Alexander says before his illness he was a Christian in name only. He hardly ever went to church, was totally skeptical of near-death experiences and relied on science as the ultimate answer to all our questions. But for him, that miraculously changed when he was hospitalized in a coma with the human part of his brain, the neocortex, inactivated for seven days. During that time, he reports taking a guided trip to heaven by a beautiful female companion who told him, without speaking, that he had nothing to fear and there was nothing he could do wrong.
The significance of this story and where it differs from all others similar to it is that his brain wasn't working during his vision. It had essentially shut down and, according to Alexander, without a functioning brain, one is also incapable of thought.
We have been hearing about these near-death experiences since Dante's inferno. The only way Alexander's story differs from many others is there was no white light at the end of the tunnel and his loved ones weren't waiting on him. But to him it was more real than anything he had ever experienced in his life.
Of all the wants and needs we have as mortal human beings, the desire of an afterlife is paramount in everyone's mind. We can't fathom turning into nothingness. It's beyond our capabilities of intellectual thought. It seems we have always been alive and the thought of dying and no longer being a part of any world throughout eternity sends chills of dread and despair through the hearts and minds of even the most dedicated and devoted believer.
So Alexander's vision was not extraordinary at all. What made it different from most of the others is the belief among scientists and physicians that man cannot dream or think without a working brain, which his was not during his experience. But we also know that science and medicine are still in their infancy and we discover things we didn't know before about the capabilities of the body and mind every day. Alexander's experience will almost certainly attract new research into the mind-brain duality in an attempt to discover if his vision was possible when no one at the time thought it was.
We all want it to be, whether we're Christian, Muslim, Jew, agnostic or atheist. We don't want this life on earth to be the end. We all hope for something more after we're done here. But the problem we have is that no one has ever come back to tell us. When we die, it's a one-way ticket we purchase. And that's why, regardless of how faithful we are in our beliefs, we dread death and mourn when others die. We have this undying and relentless hope that we'll be re-united with all the people who had meaning in our lives on the other side but there's no way we can know for sure, outside of faith.
Because of that, we hang tenaciously onto our religious beliefs, believing with all our hearts that it is the only possibility of having a satisfying life after death. And no one can be blamed for that because it's our only hope.
There's still so much we don't know about how the mind and body work. That's why we're still looking for a cure for the common cold. Can we dream when the brain has been shut down? People didn't think we could before Alexander's experience but perhaps we can. Maybe we're capable of things we haven't even dreamed of yet. Did the fact that the author of the article was a Christian, although not a practicing one, have anything to do with his experience?

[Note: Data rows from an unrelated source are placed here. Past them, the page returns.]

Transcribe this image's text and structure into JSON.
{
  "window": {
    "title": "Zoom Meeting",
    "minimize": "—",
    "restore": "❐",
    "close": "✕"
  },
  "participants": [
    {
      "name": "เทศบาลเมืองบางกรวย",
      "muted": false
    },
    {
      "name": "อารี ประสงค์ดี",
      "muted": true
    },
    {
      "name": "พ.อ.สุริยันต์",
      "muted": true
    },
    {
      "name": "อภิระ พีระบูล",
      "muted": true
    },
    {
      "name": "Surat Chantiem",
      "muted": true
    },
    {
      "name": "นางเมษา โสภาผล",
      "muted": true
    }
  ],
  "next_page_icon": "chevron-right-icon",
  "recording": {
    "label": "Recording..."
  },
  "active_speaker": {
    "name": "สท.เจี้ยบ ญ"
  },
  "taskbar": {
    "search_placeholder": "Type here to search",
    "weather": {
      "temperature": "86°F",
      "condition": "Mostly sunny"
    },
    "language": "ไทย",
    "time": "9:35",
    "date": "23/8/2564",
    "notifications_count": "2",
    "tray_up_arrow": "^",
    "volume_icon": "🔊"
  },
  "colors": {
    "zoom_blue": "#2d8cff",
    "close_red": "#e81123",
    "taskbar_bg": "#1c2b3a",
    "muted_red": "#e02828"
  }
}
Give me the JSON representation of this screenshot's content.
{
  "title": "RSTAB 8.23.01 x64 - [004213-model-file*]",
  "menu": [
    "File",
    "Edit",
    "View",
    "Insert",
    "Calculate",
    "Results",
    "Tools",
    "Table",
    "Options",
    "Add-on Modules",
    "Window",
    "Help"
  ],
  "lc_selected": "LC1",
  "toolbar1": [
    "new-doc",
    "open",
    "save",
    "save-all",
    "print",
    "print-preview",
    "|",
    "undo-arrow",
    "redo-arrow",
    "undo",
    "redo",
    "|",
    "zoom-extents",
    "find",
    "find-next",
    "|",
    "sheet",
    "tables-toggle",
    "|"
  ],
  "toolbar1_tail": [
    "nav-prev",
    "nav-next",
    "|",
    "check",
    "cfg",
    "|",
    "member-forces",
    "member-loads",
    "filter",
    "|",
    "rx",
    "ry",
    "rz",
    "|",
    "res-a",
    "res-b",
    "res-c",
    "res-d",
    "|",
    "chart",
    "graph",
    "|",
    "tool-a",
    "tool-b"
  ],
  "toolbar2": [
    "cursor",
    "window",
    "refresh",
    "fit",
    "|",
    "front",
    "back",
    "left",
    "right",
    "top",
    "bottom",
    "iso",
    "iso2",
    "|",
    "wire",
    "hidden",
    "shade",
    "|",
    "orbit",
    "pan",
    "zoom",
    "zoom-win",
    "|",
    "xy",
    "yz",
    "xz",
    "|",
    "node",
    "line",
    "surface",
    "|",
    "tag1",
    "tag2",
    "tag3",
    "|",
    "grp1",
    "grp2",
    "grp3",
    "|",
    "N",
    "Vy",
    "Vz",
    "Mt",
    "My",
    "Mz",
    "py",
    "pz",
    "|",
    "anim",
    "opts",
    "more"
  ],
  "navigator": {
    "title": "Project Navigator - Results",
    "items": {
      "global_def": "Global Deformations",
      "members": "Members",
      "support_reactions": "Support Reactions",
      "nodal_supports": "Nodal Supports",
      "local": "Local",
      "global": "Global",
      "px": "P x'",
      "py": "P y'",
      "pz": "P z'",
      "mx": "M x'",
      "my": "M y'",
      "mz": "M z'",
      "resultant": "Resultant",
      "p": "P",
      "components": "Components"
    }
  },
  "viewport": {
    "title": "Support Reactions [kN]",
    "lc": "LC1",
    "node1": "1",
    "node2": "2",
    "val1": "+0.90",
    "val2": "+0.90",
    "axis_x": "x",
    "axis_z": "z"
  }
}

My uncle, who was as much a dad to me as my father was, had surgery once when I was young and, during the surgery, he had a vision of going to hell and was totally distraught because he couldn't find me there. When he came home from the hospital, he was a changed man. He had been a rounder for most of his life but he never missed a church service after that until the day he died.
I hope Alexander is right, just like the rest of you do. But the only way we'll ever know for sure is for US to die and that's something most of us don't want to do.